• AIM OF THE TASK:
The entries below should be set down again exactly, with every picture left out.

═══ DATA LISTING

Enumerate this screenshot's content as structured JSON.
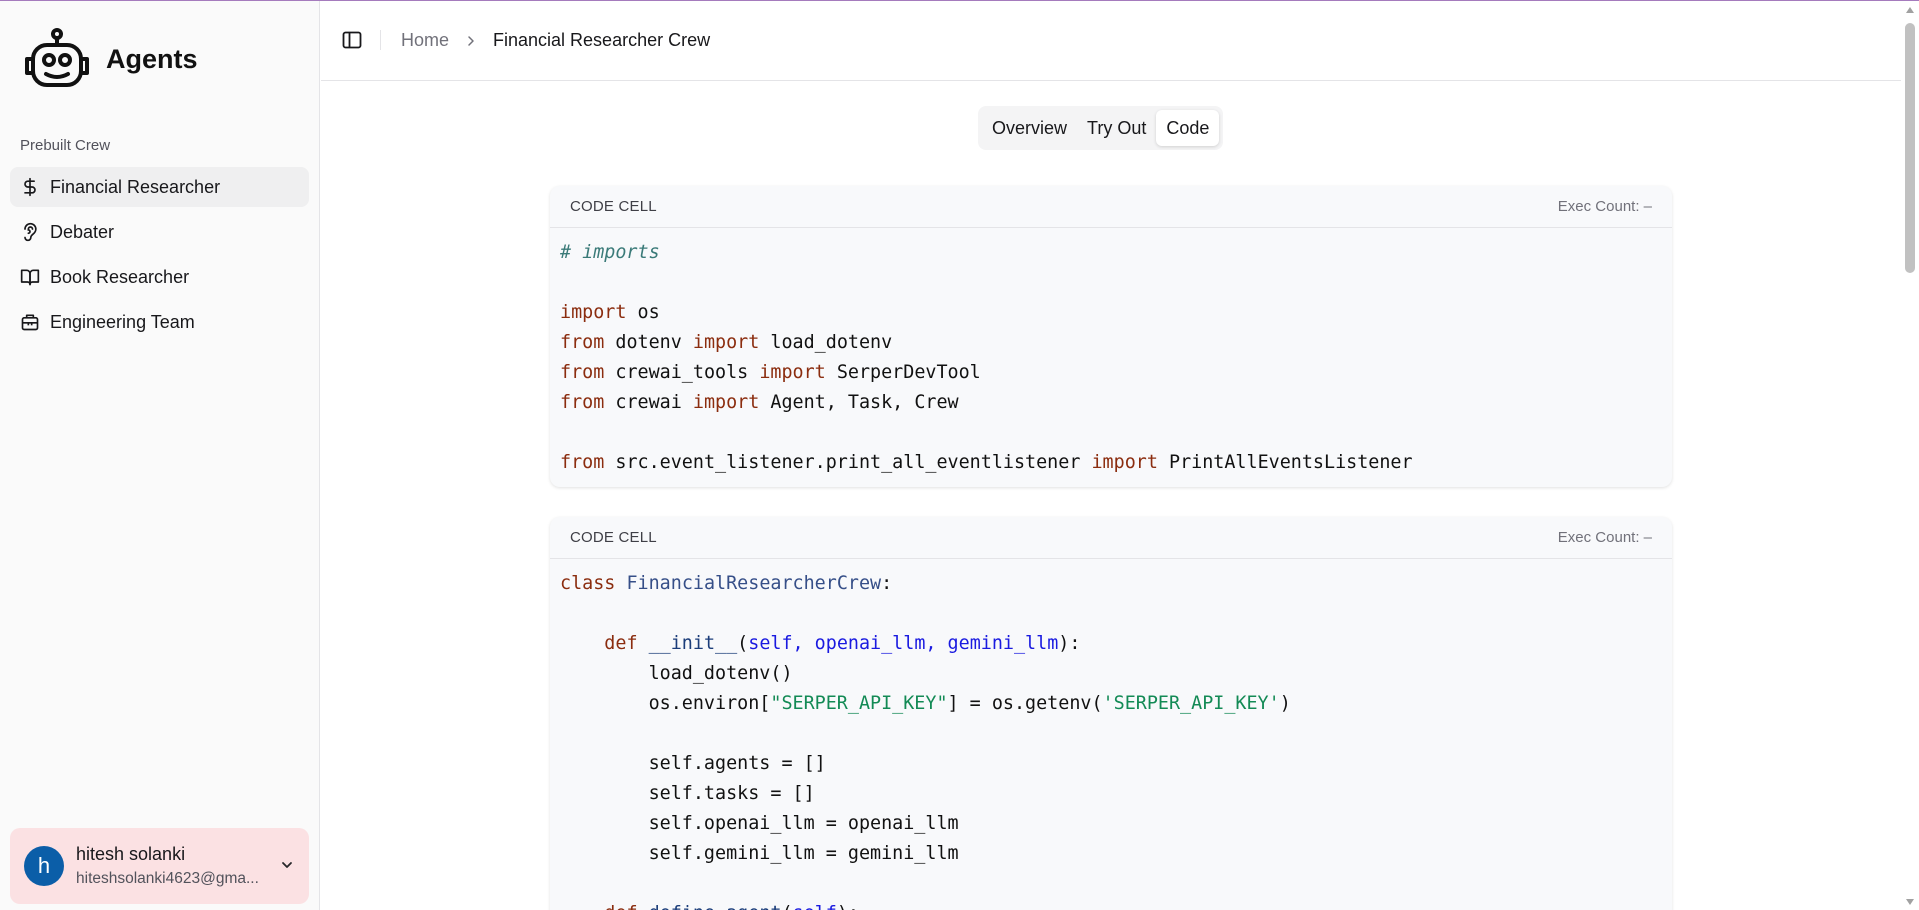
{
  "app": {
    "title": "Agents"
  },
  "sidebar": {
    "group_label": "Prebuilt Crew",
    "items": [
      {
        "label": "Financial Researcher",
        "icon": "dollar-icon",
        "active": true
      },
      {
        "label": "Debater",
        "icon": "ear-icon",
        "active": false
      },
      {
        "label": "Book Researcher",
        "icon": "book-open-icon",
        "active": false
      },
      {
        "label": "Engineering Team",
        "icon": "briefcase-icon",
        "active": false
      }
    ],
    "user": {
      "initial": "h",
      "name": "hitesh solanki",
      "email": "hiteshsolanki4623@gma..."
    }
  },
  "header": {
    "breadcrumb": {
      "home": "Home",
      "current": "Financial Researcher Crew"
    }
  },
  "tabs": [
    {
      "label": "Overview",
      "active": false
    },
    {
      "label": "Try Out",
      "active": false
    },
    {
      "label": "Code",
      "active": true
    }
  ],
  "cells": [
    {
      "label": "CODE CELL",
      "exec": "Exec Count: –",
      "lines": [
        [
          [
            "cm",
            "# imports"
          ]
        ],
        [],
        [
          [
            "kw",
            "import"
          ],
          [
            "",
            " os"
          ]
        ],
        [
          [
            "kw",
            "from"
          ],
          [
            "",
            " dotenv "
          ],
          [
            "kw",
            "import"
          ],
          [
            "",
            " load_dotenv"
          ]
        ],
        [
          [
            "kw",
            "from"
          ],
          [
            "",
            " crewai_tools "
          ],
          [
            "kw",
            "import"
          ],
          [
            "",
            " SerperDevTool"
          ]
        ],
        [
          [
            "kw",
            "from"
          ],
          [
            "",
            " crewai "
          ],
          [
            "kw",
            "import"
          ],
          [
            "",
            " Agent, Task, Crew"
          ]
        ],
        [],
        [
          [
            "kw",
            "from"
          ],
          [
            "",
            " src.event_listener.print_all_eventlistener "
          ],
          [
            "kw",
            "import"
          ],
          [
            "",
            " PrintAllEventsListener"
          ]
        ]
      ]
    },
    {
      "label": "CODE CELL",
      "exec": "Exec Count: –",
      "lines": [
        [
          [
            "kw",
            "class"
          ],
          [
            "",
            " "
          ],
          [
            "cls",
            "FinancialResearcherCrew"
          ],
          [
            "",
            ":"
          ]
        ],
        [],
        [
          [
            "",
            "    "
          ],
          [
            "kw",
            "def"
          ],
          [
            "",
            " "
          ],
          [
            "fn",
            "__init__"
          ],
          [
            "",
            "("
          ],
          [
            "par",
            "self, openai_llm, gemini_llm"
          ],
          [
            "",
            "):"
          ]
        ],
        [
          [
            "",
            "        load_dotenv()"
          ]
        ],
        [
          [
            "",
            "        os.environ["
          ],
          [
            "str",
            "\"SERPER_API_KEY\""
          ],
          [
            "",
            "] = os.getenv("
          ],
          [
            "str",
            "'SERPER_API_KEY'"
          ],
          [
            "",
            ")"
          ]
        ],
        [],
        [
          [
            "",
            "        self.agents = []"
          ]
        ],
        [
          [
            "",
            "        self.tasks = []"
          ]
        ],
        [
          [
            "",
            "        self.openai_llm = openai_llm"
          ]
        ],
        [
          [
            "",
            "        self.gemini_llm = gemini_llm"
          ]
        ],
        [],
        [
          [
            "",
            "    "
          ],
          [
            "kw",
            "def"
          ],
          [
            "",
            " "
          ],
          [
            "fn",
            "define_agent"
          ],
          [
            "",
            "("
          ],
          [
            "par",
            "self"
          ],
          [
            "",
            "):"
          ]
        ]
      ]
    }
  ],
  "colors": {
    "keyword": "#8b2d0f",
    "comment": "#3a7a78",
    "string": "#138a55",
    "avatar": "#0b5ea8",
    "user_card": "#fbe1e3"
  }
}
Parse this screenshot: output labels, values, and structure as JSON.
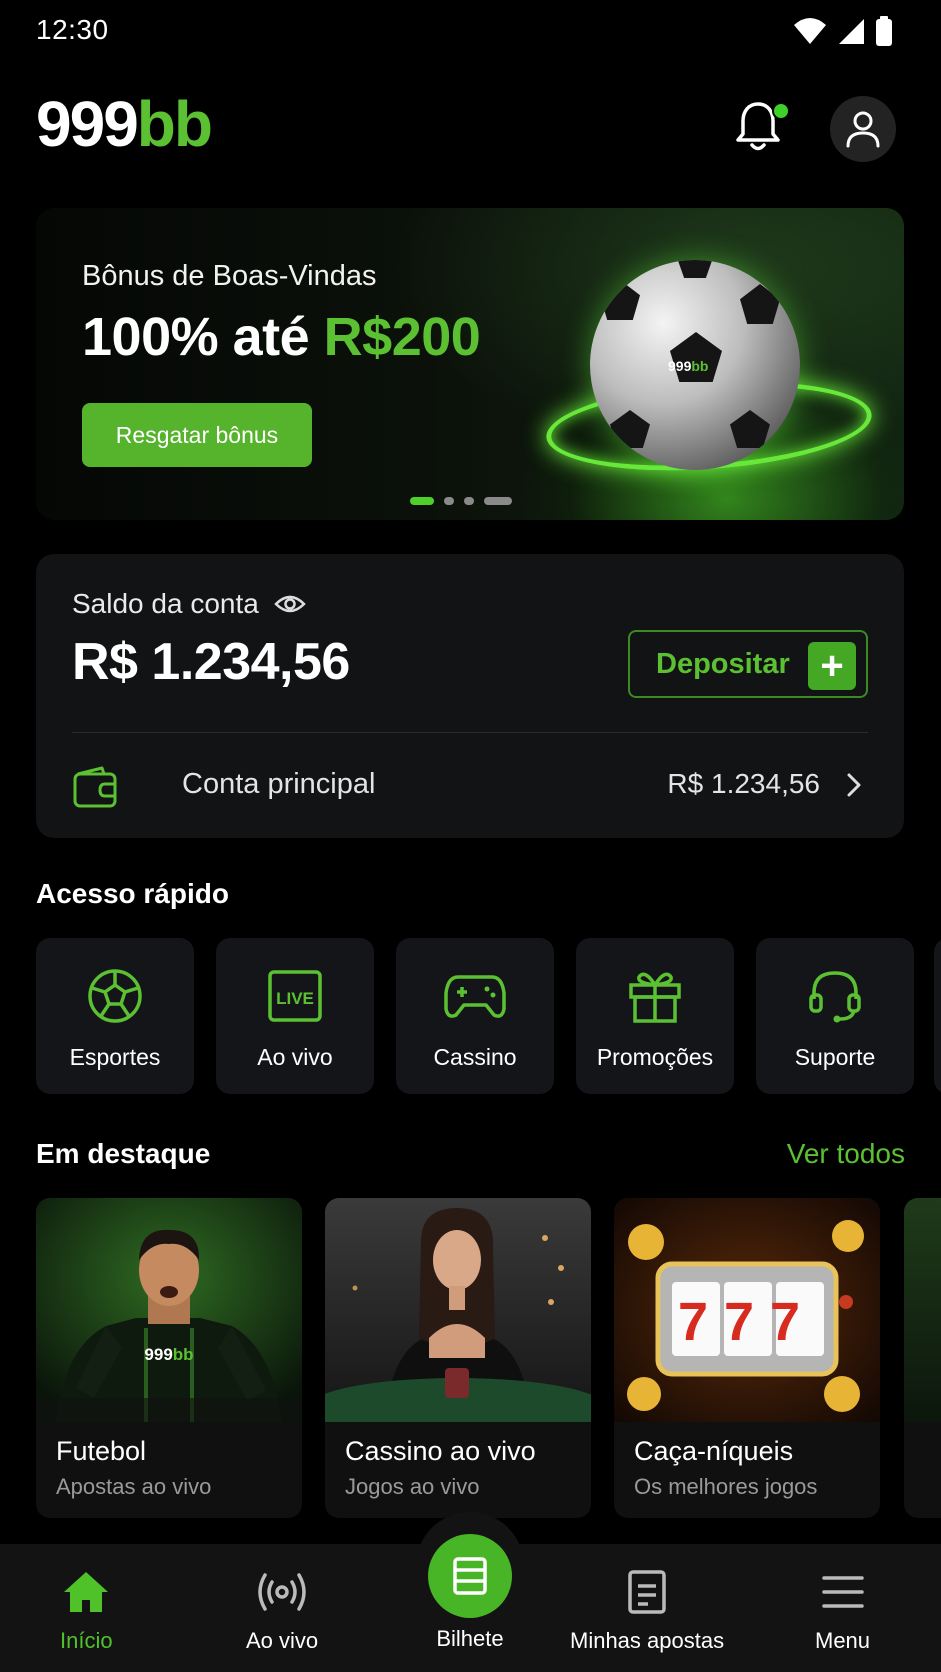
{
  "status": {
    "time": "12:30"
  },
  "header": {
    "logo_white": "999",
    "logo_green": "bb"
  },
  "banner": {
    "subtitle": "Bônus de Boas-Vindas",
    "title_prefix": "100% até ",
    "title_highlight": "R$200",
    "button": "Resgatar bônus",
    "ball_logo_white": "999",
    "ball_logo_green": "bb",
    "slides": 4,
    "active_slide": 1
  },
  "balance": {
    "label": "Saldo da conta",
    "amount": "R$ 1.234,56",
    "deposit_button": "Depositar",
    "account_label": "Conta principal",
    "account_value": "R$ 1.234,56"
  },
  "quick_access": {
    "title": "Acesso rápido",
    "items": [
      {
        "label": "Esportes",
        "icon": "soccer-ball-icon"
      },
      {
        "label": "Ao vivo",
        "icon": "live-tv-icon",
        "badge": "LIVE"
      },
      {
        "label": "Cassino",
        "icon": "gamepad-icon"
      },
      {
        "label": "Promoções",
        "icon": "gift-icon"
      },
      {
        "label": "Suporte",
        "icon": "headset-icon"
      }
    ]
  },
  "featured": {
    "title": "Em destaque",
    "see_all": "Ver todos",
    "cards": [
      {
        "title": "Futebol",
        "subtitle": "Apostas ao vivo",
        "jersey_white": "999",
        "jersey_green": "bb"
      },
      {
        "title": "Cassino ao vivo",
        "subtitle": "Jogos ao vivo"
      },
      {
        "title": "Caça-níqueis",
        "subtitle": "Os melhores jogos",
        "reels": "777"
      }
    ]
  },
  "bottom_nav": {
    "items": [
      {
        "label": "Início",
        "icon": "home-icon",
        "active": true
      },
      {
        "label": "Ao vivo",
        "icon": "broadcast-icon",
        "active": false
      },
      {
        "label": "Bilhete",
        "icon": "ticket-icon",
        "active": false
      },
      {
        "label": "Minhas apostas",
        "icon": "document-icon",
        "active": false
      },
      {
        "label": "Menu",
        "icon": "hamburger-icon",
        "active": false
      }
    ]
  },
  "colors": {
    "accent": "#5cc132",
    "background": "#000000",
    "card": "#131518"
  }
}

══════

• EXERCISE SOLUTION:
Enumerate this screenshot's content as structured JSON.
{
  "app": {
    "title": "Agents"
  },
  "sidebar": {
    "group_label": "Prebuilt Crew",
    "items": [
      {
        "label": "Financial Researcher",
        "icon": "dollar-icon",
        "active": true
      },
      {
        "label": "Debater",
        "icon": "ear-icon",
        "active": false
      },
      {
        "label": "Book Researcher",
        "icon": "book-open-icon",
        "active": false
      },
      {
        "label": "Engineering Team",
        "icon": "briefcase-icon",
        "active": false
      }
    ],
    "user": {
      "initial": "h",
      "name": "hitesh solanki",
      "email": "hiteshsolanki4623@gma..."
    }
  },
  "header": {
    "breadcrumb": {
      "home": "Home",
      "current": "Financial Researcher Crew"
    }
  },
  "tabs": [
    {
      "label": "Overview",
      "active": false
    },
    {
      "label": "Try Out",
      "active": false
    },
    {
      "label": "Code",
      "active": true
    }
  ],
  "cells": [
    {
      "label": "CODE CELL",
      "exec": "Exec Count: –",
      "lines": [
        [
          [
            "cm",
            "# imports"
          ]
        ],
        [],
        [
          [
            "kw",
            "import"
          ],
          [
            "",
            " os"
          ]
        ],
        [
          [
            "kw",
            "from"
          ],
          [
            "",
            " dotenv "
          ],
          [
            "kw",
            "import"
          ],
          [
            "",
            " load_dotenv"
          ]
        ],
        [
          [
            "kw",
            "from"
          ],
          [
            "",
            " crewai_tools "
          ],
          [
            "kw",
            "import"
          ],
          [
            "",
            " SerperDevTool"
          ]
        ],
        [
          [
            "kw",
            "from"
          ],
          [
            "",
            " crewai "
          ],
          [
            "kw",
            "import"
          ],
          [
            "",
            " Agent, Task, Crew"
          ]
        ],
        [],
        [
          [
            "kw",
            "from"
          ],
          [
            "",
            " src.event_listener.print_all_eventlistener "
          ],
          [
            "kw",
            "import"
          ],
          [
            "",
            " PrintAllEventsListener"
          ]
        ]
      ]
    },
    {
      "label": "CODE CELL",
      "exec": "Exec Count: –",
      "lines": [
        [
          [
            "kw",
            "class"
          ],
          [
            "",
            " "
          ],
          [
            "cls",
            "FinancialResearcherCrew"
          ],
          [
            "",
            ":"
          ]
        ],
        [],
        [
          [
            "",
            "    "
          ],
          [
            "kw",
            "def"
          ],
          [
            "",
            " "
          ],
          [
            "fn",
            "__init__"
          ],
          [
            "",
            "("
          ],
          [
            "par",
            "self, openai_llm, gemini_llm"
          ],
          [
            "",
            "):"
          ]
        ],
        [
          [
            "",
            "        load_dotenv()"
          ]
        ],
        [
          [
            "",
            "        os.environ["
          ],
          [
            "str",
            "\"SERPER_API_KEY\""
          ],
          [
            "",
            "] = os.getenv("
          ],
          [
            "str",
            "'SERPER_API_KEY'"
          ],
          [
            "",
            ")"
          ]
        ],
        [],
        [
          [
            "",
            "        self.agents = []"
          ]
        ],
        [
          [
            "",
            "        self.tasks = []"
          ]
        ],
        [
          [
            "",
            "        self.openai_llm = openai_llm"
          ]
        ],
        [
          [
            "",
            "        self.gemini_llm = gemini_llm"
          ]
        ],
        [],
        [
          [
            "",
            "    "
          ],
          [
            "kw",
            "def"
          ],
          [
            "",
            " "
          ],
          [
            "fn",
            "define_agent"
          ],
          [
            "",
            "("
          ],
          [
            "par",
            "self"
          ],
          [
            "",
            "):"
          ]
        ]
      ]
    }
  ],
  "colors": {
    "keyword": "#8b2d0f",
    "comment": "#3a7a78",
    "string": "#138a55",
    "avatar": "#0b5ea8",
    "user_card": "#fbe1e3"
  }
}
Parse this screenshot: output labels, values, and structure as JSON.
{
  "status": {
    "time": "12:30"
  },
  "header": {
    "logo_white": "999",
    "logo_green": "bb"
  },
  "banner": {
    "subtitle": "Bônus de Boas-Vindas",
    "title_prefix": "100% até ",
    "title_highlight": "R$200",
    "button": "Resgatar bônus",
    "ball_logo_white": "999",
    "ball_logo_green": "bb",
    "slides": 4,
    "active_slide": 1
  },
  "balance": {
    "label": "Saldo da conta",
    "amount": "R$ 1.234,56",
    "deposit_button": "Depositar",
    "account_label": "Conta principal",
    "account_value": "R$ 1.234,56"
  },
  "quick_access": {
    "title": "Acesso rápido",
    "items": [
      {
        "label": "Esportes",
        "icon": "soccer-ball-icon"
      },
      {
        "label": "Ao vivo",
        "icon": "live-tv-icon",
        "badge": "LIVE"
      },
      {
        "label": "Cassino",
        "icon": "gamepad-icon"
      },
      {
        "label": "Promoções",
        "icon": "gift-icon"
      },
      {
        "label": "Suporte",
        "icon": "headset-icon"
      }
    ]
  },
  "featured": {
    "title": "Em destaque",
    "see_all": "Ver todos",
    "cards": [
      {
        "title": "Futebol",
        "subtitle": "Apostas ao vivo",
        "jersey_white": "999",
        "jersey_green": "bb"
      },
      {
        "title": "Cassino ao vivo",
        "subtitle": "Jogos ao vivo"
      },
      {
        "title": "Caça-níqueis",
        "subtitle": "Os melhores jogos",
        "reels": "777"
      }
    ]
  },
  "bottom_nav": {
    "items": [
      {
        "label": "Início",
        "icon": "home-icon",
        "active": true
      },
      {
        "label": "Ao vivo",
        "icon": "broadcast-icon",
        "active": false
      },
      {
        "label": "Bilhete",
        "icon": "ticket-icon",
        "active": false
      },
      {
        "label": "Minhas apostas",
        "icon": "document-icon",
        "active": false
      },
      {
        "label": "Menu",
        "icon": "hamburger-icon",
        "active": false
      }
    ]
  },
  "colors": {
    "accent": "#5cc132",
    "background": "#000000",
    "card": "#131518"
  }
}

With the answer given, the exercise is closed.